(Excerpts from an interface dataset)
= Beginning of Section =
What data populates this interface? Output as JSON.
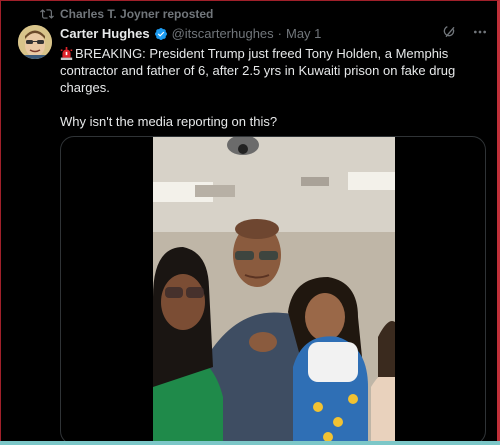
{
  "repost": {
    "label": "Charles T. Joyner reposted"
  },
  "author": {
    "name": "Carter Hughes",
    "handle": "@itscarterhughes",
    "separator": "·",
    "date": "May 1"
  },
  "post": {
    "line1": "BREAKING: President Trump just freed Tony Holden, a Memphis contractor and father of 6, after 2.5 yrs in Kuwaiti prison on fake drug charges.",
    "line2": "Why isn't the media reporting on this?"
  },
  "icons": {
    "repost": "repost-icon",
    "verified": "verified-badge-icon",
    "grok": "grok-icon",
    "more": "more-icon",
    "siren": "siren-emoji-icon"
  },
  "colors": {
    "background": "#000000",
    "text": "#e7e9ea",
    "muted": "#71767b",
    "verified": "#1d9bf0"
  }
}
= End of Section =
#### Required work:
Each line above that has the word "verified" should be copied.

#### The completed task:
    "verified": "verified-badge-icon",
    "verified": "#1d9bf0"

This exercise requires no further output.